The Inner Resilience Program

The Inner Resilience Program was established in 2002 to offer transformative professional development designed to nurture the social, emotional, and inner lives of teachers and students in the wake of 9/11. In spring 2006, the program received funding from the Fetzer Institute to conduct research to examine the impact of the program on the well-being of teachers and their students. Metis conducted a cluster RCT study in which 57 teachers (and their students) of Grades 3–5 from NYC public schools were randomly assigned to the treatment group and control group. Teachers in the treatment group participated in the Inner Resilience Program during the 2007–2008 school year. Treatment included a series of weekly yoga classes, monthly Nurturing the Inner Life classes, a weekend residential retreat, and training and support in the use of a curriculum module for students. The analysis results indicated the program had significant positive impacts on teacher wellness, including reduced stress levels, increased levels of attention and mindfulness, and greater perceived relational trust among treatment teachers. In addition, the program had a significant positive impact on reducing 3rd- and 4th-grade students’ frustration levels. For more details, please see report.

City University of New York

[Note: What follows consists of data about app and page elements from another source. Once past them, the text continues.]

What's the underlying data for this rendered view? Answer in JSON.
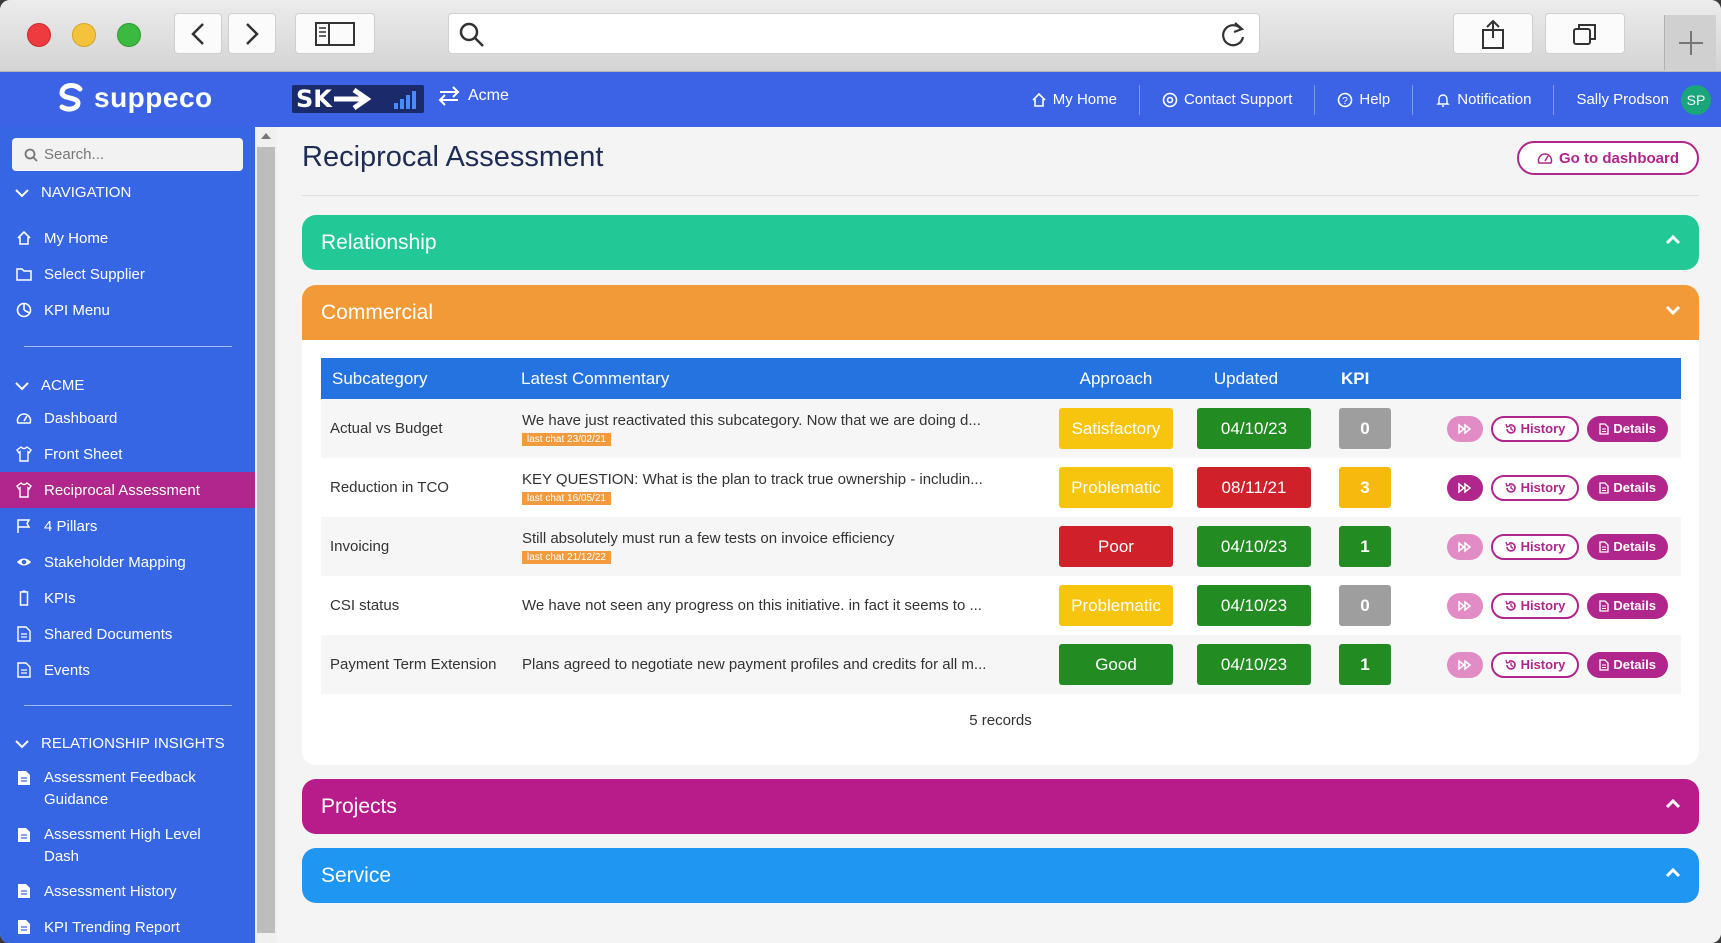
{
  "browser": {
    "icons": [
      "chevron-left-icon",
      "chevron-right-icon",
      "sidebar-icon",
      "search-icon",
      "reload-icon",
      "share-icon",
      "tabs-icon",
      "plus-icon"
    ]
  },
  "header": {
    "brand": "suppeco",
    "sk_logo": "SK",
    "org": "Acme",
    "nav": {
      "home": "My Home",
      "support": "Contact Support",
      "help": "Help",
      "notification": "Notification",
      "user": "Sally Prodson",
      "initials": "SP"
    }
  },
  "sidebar": {
    "search_placeholder": "Search...",
    "sections": [
      {
        "title": "NAVIGATION",
        "items": [
          {
            "label": "My Home",
            "icon": "home-icon"
          },
          {
            "label": "Select Supplier",
            "icon": "folder-icon"
          },
          {
            "label": "KPI Menu",
            "icon": "pie-chart-icon"
          }
        ]
      },
      {
        "title": "ACME",
        "items": [
          {
            "label": "Dashboard",
            "icon": "gauge-icon"
          },
          {
            "label": "Front Sheet",
            "icon": "shirt-icon"
          },
          {
            "label": "Reciprocal Assessment",
            "icon": "shirt-icon",
            "active": true
          },
          {
            "label": "4 Pillars",
            "icon": "flag-icon"
          },
          {
            "label": "Stakeholder Mapping",
            "icon": "eye-icon"
          },
          {
            "label": "KPIs",
            "icon": "battery-icon"
          },
          {
            "label": "Shared Documents",
            "icon": "document-icon"
          },
          {
            "label": "Events",
            "icon": "document-icon"
          }
        ]
      },
      {
        "title": "RELATIONSHIP INSIGHTS",
        "items": [
          {
            "label": "Assessment Feedback Guidance",
            "icon": "report-icon"
          },
          {
            "label": "Assessment High Level Dash",
            "icon": "report-icon"
          },
          {
            "label": "Assessment History",
            "icon": "report-icon"
          },
          {
            "label": "KPI Trending Report",
            "icon": "report-icon"
          }
        ]
      }
    ]
  },
  "main": {
    "title": "Reciprocal Assessment",
    "dashboard_button": "Go to dashboard",
    "panels": {
      "relationship": "Relationship",
      "commercial": "Commercial",
      "projects": "Projects",
      "service": "Service"
    },
    "table": {
      "headers": [
        "Subcategory",
        "Latest Commentary",
        "Approach",
        "Updated",
        "KPI"
      ],
      "history_label": "History",
      "details_label": "Details",
      "rows": [
        {
          "subcategory": "Actual vs Budget",
          "commentary": "We have just reactivated this subcategory. Now that we are doing d...",
          "chat": "last chat 23/02/21",
          "approach": "Satisfactory",
          "approach_color": "#f7c40e",
          "updated": "04/10/23",
          "updated_color": "#228b22",
          "kpi": "0",
          "kpi_color": "#9e9e9e",
          "ff_active": false
        },
        {
          "subcategory": "Reduction in TCO",
          "commentary": "KEY QUESTION: What is the plan to track true ownership - includin...",
          "chat": "last chat 16/05/21",
          "approach": "Problematic",
          "approach_color": "#f7c40e",
          "updated": "08/11/21",
          "updated_color": "#d0202a",
          "kpi": "3",
          "kpi_color": "#f7b90e",
          "ff_active": true
        },
        {
          "subcategory": "Invoicing",
          "commentary": "Still absolutely must run a few tests on invoice efficiency",
          "chat": "last chat 21/12/22",
          "approach": "Poor",
          "approach_color": "#d0202a",
          "updated": "04/10/23",
          "updated_color": "#228b22",
          "kpi": "1",
          "kpi_color": "#228b22",
          "ff_active": false
        },
        {
          "subcategory": "CSI status",
          "commentary": "We have not seen any progress on this initiative. in fact it seems to ...",
          "chat": "",
          "approach": "Problematic",
          "approach_color": "#f7c40e",
          "updated": "04/10/23",
          "updated_color": "#228b22",
          "kpi": "0",
          "kpi_color": "#9e9e9e",
          "ff_active": false
        },
        {
          "subcategory": "Payment Term Extension",
          "commentary": "Plans agreed to negotiate new payment profiles and credits for all m...",
          "chat": "",
          "approach": "Good",
          "approach_color": "#228b22",
          "updated": "04/10/23",
          "updated_color": "#228b22",
          "kpi": "1",
          "kpi_color": "#228b22",
          "ff_active": false
        }
      ],
      "records": "5 records"
    }
  }
}
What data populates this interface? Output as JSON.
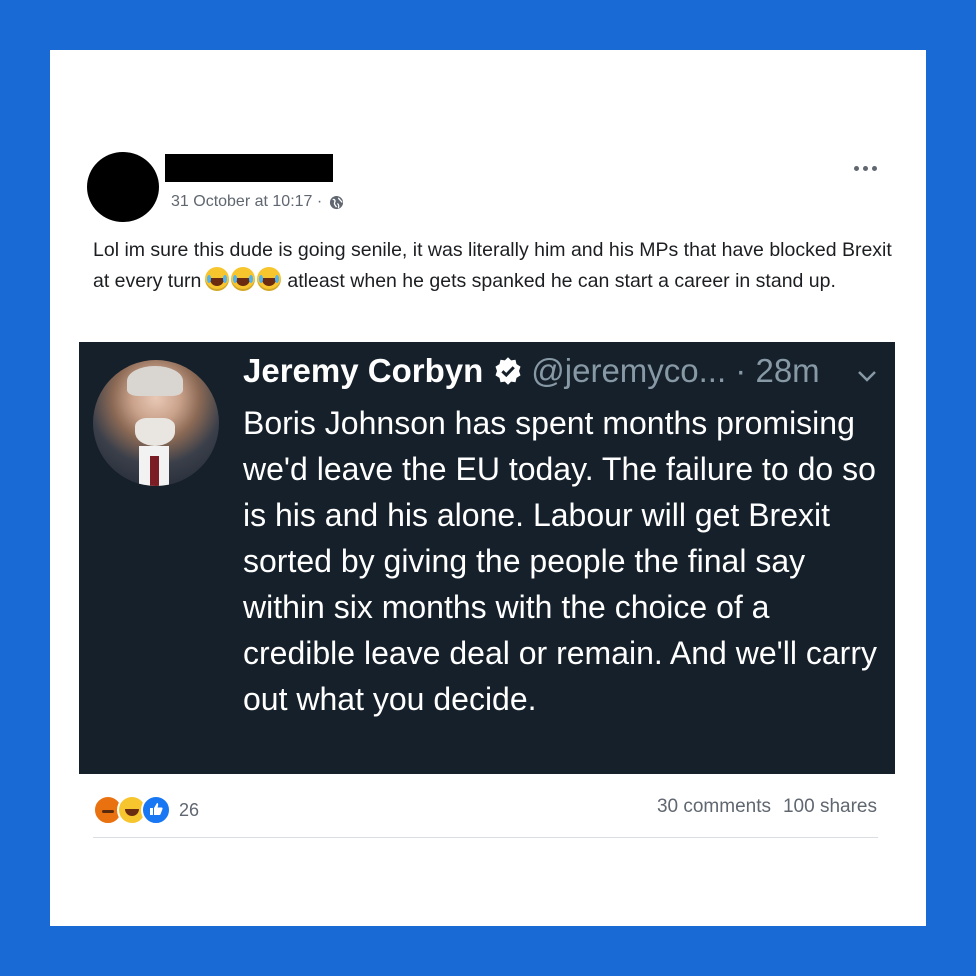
{
  "post": {
    "timestamp": "31 October at 10:17 ·",
    "text_part1": "Lol im sure this dude is going senile, it was literally him and his MPs that have blocked Brexit at every turn",
    "text_part2": "atleast when he gets spanked he can start a career in stand up.",
    "emoji_icons": [
      "face-with-tears-of-joy",
      "face-with-tears-of-joy",
      "face-with-tears-of-joy"
    ]
  },
  "tweet": {
    "name": "Jeremy Corbyn",
    "handle": "@jeremyco... · 28m",
    "body": "Boris Johnson has spent months promising we'd leave the EU today. The failure to do so is his and his alone. Labour will get Brexit sorted by giving the people the final say within six months with the choice of a credible leave deal or remain. And we'll carry out what you decide."
  },
  "footer": {
    "reaction_icons": [
      "angry-react",
      "haha-react",
      "like-react"
    ],
    "reaction_count": "26",
    "comments": "30 comments",
    "shares": "100 shares"
  },
  "colors": {
    "page_background": "#1a6ad6",
    "tweet_background": "#15202b",
    "meta_text": "#606770",
    "handle_text": "#8899a6"
  }
}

The City University of New York’s Accelerated Study in Associate Programs (CUNY ASAP) strives to help low-income students complete associate degrees on time and to go on to jobs with career potential or to transfer to four-year colleges. Metis was asked to conduct a peer review of the analytic methods and conclusions presented in CUNY’s initial draft evaluation. Metis provided technical assistance to CUNY on the use of a recently-developed, more rigorous and appropriate matching methodology (optimal propensity score matching). By applying the matching technique, Metis and CUNY successfully established a closely-matched comparison group that enabled CUNY to better discern and defend the program’s impact on ASAP students with a high level of internal validity. Based on post-matching outcome analyses, ASAP students had significantly higher graduation and credit accumulation rates than their comparison counterparts. More information can be found here.